TASK OBJECTIVE: Which lines in the entries below contain the string "down"? Show each of them in full.

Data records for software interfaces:

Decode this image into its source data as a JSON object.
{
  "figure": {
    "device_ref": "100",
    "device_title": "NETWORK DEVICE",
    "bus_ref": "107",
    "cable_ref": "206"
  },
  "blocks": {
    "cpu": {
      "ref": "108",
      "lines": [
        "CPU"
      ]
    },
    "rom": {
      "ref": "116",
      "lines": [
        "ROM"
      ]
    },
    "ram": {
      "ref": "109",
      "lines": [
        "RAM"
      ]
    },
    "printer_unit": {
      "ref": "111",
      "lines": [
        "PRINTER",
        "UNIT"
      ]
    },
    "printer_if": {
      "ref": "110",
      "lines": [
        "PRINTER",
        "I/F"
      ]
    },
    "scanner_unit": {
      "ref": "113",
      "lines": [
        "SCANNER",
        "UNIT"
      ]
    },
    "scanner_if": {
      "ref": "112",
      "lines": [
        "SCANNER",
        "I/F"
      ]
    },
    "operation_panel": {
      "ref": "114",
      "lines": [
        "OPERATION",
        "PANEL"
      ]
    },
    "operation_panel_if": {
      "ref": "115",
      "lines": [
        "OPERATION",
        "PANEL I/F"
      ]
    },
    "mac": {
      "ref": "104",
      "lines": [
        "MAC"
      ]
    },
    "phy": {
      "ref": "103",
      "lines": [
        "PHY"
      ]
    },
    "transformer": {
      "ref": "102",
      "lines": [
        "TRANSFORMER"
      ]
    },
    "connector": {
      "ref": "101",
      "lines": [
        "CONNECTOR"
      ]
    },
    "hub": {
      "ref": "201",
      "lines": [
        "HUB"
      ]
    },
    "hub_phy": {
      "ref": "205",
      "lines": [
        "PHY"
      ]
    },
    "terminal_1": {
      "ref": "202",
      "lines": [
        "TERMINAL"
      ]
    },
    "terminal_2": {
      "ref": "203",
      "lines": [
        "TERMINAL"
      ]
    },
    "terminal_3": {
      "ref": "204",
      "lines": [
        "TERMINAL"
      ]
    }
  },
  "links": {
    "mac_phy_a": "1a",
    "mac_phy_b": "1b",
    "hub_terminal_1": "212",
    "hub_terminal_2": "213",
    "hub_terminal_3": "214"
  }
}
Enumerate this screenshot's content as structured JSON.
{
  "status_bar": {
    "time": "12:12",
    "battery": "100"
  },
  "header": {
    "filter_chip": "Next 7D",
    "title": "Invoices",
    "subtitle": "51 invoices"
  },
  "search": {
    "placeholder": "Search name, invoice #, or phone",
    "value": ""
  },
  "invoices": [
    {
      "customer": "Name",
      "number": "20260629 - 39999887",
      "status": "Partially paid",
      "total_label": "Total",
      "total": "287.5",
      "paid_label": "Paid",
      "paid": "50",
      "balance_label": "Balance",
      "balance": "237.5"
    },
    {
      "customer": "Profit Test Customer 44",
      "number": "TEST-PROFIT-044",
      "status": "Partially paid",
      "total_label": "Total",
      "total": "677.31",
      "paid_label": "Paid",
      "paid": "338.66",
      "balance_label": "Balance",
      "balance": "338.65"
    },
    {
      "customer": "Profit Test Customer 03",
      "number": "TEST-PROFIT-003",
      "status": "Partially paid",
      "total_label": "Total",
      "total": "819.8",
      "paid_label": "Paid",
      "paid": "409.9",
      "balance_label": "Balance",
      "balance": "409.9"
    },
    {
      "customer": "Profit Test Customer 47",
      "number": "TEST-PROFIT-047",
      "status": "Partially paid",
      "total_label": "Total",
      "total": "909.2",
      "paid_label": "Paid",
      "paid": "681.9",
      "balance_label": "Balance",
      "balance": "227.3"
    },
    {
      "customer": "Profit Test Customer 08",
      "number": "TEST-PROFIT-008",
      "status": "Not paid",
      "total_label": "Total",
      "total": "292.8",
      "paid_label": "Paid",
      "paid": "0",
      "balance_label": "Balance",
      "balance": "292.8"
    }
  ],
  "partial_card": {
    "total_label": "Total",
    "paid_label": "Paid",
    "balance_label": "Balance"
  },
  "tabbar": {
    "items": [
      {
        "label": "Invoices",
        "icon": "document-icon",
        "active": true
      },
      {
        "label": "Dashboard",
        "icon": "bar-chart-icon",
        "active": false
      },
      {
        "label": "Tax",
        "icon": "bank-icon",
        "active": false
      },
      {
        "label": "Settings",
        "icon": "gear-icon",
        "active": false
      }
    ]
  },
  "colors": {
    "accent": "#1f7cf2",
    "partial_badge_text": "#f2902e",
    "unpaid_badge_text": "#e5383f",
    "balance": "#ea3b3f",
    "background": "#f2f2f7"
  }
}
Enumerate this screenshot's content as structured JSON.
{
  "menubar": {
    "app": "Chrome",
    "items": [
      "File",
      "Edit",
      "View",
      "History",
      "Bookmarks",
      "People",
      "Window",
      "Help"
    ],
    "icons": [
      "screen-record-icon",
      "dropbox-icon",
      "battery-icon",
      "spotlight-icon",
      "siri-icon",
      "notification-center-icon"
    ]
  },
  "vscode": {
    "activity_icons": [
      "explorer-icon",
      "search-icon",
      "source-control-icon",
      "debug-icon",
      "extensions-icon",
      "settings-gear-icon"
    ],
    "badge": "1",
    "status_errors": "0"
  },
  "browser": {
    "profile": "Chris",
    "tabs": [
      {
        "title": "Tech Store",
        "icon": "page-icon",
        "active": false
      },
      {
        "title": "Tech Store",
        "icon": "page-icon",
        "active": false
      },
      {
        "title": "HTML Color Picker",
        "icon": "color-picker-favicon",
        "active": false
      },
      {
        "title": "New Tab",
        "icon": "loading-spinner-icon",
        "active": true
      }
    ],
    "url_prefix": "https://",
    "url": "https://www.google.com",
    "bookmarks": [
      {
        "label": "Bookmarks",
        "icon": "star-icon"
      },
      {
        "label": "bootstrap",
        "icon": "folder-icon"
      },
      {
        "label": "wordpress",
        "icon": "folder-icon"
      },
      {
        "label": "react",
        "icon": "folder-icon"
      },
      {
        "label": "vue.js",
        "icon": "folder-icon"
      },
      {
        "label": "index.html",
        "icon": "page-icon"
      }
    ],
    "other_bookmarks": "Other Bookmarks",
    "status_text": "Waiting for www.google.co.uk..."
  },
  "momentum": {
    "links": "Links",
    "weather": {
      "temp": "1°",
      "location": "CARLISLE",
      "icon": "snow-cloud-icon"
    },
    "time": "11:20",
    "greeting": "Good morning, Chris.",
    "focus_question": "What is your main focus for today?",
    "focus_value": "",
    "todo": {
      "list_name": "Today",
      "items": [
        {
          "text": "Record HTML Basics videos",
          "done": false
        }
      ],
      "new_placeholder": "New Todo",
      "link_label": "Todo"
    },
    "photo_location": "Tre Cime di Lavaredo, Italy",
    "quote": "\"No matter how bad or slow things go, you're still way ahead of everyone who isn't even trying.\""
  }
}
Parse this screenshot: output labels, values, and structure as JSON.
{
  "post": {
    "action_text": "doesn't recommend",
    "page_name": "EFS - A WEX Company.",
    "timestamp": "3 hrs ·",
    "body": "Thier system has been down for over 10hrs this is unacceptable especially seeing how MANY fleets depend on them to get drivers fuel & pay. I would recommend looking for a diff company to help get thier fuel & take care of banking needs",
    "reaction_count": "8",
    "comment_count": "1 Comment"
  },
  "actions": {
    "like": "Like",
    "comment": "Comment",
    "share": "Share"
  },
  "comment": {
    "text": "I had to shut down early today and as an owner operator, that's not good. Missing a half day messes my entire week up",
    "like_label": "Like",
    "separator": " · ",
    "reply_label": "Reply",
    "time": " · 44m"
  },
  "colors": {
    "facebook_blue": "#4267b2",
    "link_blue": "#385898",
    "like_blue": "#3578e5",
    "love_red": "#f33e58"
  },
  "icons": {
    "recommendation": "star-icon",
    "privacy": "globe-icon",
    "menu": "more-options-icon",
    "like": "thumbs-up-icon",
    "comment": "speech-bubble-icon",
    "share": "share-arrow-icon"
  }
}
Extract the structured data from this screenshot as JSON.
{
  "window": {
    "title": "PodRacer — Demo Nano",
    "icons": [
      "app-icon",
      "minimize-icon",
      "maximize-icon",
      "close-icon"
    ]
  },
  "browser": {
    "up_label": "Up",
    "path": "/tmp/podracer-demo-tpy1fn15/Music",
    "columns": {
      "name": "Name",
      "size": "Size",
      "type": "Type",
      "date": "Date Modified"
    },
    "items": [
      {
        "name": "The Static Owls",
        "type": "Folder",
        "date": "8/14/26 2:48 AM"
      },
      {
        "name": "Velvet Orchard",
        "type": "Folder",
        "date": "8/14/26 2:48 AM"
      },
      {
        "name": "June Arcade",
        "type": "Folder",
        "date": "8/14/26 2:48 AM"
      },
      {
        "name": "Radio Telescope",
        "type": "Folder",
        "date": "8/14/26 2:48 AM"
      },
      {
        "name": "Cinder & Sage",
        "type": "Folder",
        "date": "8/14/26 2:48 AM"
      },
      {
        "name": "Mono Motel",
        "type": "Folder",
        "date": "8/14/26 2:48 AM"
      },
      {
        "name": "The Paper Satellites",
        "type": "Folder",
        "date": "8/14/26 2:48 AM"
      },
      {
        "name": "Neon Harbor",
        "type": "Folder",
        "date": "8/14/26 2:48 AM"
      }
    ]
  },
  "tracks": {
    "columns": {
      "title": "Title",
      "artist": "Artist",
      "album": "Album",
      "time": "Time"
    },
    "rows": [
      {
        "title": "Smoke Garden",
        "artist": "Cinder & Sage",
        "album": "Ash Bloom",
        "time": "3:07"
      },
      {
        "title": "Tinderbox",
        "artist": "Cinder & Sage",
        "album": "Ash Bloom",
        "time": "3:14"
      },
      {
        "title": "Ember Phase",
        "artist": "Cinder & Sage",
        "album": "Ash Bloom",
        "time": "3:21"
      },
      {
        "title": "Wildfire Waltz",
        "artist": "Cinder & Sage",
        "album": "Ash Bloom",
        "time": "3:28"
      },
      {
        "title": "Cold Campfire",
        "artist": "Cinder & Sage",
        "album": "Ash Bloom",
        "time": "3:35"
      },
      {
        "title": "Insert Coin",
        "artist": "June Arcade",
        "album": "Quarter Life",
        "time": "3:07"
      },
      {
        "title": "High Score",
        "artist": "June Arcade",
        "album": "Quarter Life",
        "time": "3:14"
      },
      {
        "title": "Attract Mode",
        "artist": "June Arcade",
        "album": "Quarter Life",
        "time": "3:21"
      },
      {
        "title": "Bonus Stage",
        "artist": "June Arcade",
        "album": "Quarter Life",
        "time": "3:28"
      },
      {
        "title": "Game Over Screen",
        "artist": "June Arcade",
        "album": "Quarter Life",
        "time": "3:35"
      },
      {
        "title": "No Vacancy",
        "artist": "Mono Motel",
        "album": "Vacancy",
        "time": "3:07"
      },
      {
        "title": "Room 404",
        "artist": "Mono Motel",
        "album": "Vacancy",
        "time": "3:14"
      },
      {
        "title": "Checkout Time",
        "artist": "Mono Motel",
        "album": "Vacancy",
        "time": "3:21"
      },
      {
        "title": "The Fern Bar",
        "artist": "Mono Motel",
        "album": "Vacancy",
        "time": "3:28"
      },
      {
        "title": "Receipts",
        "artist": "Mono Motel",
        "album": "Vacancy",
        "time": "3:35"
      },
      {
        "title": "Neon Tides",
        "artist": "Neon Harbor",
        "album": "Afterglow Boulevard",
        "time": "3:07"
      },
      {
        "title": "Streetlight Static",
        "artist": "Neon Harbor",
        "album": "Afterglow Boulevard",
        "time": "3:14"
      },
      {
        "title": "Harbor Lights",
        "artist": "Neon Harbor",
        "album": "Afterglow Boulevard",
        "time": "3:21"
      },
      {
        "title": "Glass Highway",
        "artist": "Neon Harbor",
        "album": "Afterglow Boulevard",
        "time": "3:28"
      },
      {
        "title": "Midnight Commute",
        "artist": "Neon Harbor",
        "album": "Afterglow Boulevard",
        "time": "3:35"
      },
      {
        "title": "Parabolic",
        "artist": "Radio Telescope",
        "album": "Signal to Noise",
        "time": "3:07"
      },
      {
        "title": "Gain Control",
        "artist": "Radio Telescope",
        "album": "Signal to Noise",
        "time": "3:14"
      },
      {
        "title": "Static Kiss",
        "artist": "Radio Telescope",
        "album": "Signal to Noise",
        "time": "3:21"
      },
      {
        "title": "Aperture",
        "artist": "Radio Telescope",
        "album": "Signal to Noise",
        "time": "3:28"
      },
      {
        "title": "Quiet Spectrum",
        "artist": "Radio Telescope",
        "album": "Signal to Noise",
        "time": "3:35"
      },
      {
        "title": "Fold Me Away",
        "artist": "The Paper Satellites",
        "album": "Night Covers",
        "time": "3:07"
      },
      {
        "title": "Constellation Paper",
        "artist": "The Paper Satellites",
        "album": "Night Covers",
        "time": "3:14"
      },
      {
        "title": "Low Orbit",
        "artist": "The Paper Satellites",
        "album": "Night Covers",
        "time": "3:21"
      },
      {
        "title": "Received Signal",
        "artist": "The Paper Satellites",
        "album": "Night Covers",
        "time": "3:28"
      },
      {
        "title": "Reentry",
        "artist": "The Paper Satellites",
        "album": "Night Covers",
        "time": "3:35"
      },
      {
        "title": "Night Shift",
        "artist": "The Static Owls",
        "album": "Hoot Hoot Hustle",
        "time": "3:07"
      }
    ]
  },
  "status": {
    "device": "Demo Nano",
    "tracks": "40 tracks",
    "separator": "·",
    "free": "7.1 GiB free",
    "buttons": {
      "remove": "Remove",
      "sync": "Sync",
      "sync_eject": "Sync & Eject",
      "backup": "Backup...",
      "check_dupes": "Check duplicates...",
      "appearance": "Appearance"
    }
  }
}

RESPONSE BOX:
    "body": "Thier system has been down for over 10hrs this is unacceptable especially seeing how MANY fleets depend on them to get drivers fuel & pay. I would recommend looking for a diff company to help get thier fuel & take care of banking needs",
    "text": "I had to shut down early today and as an owner operator, that's not good. Missing a half day messes my entire week up",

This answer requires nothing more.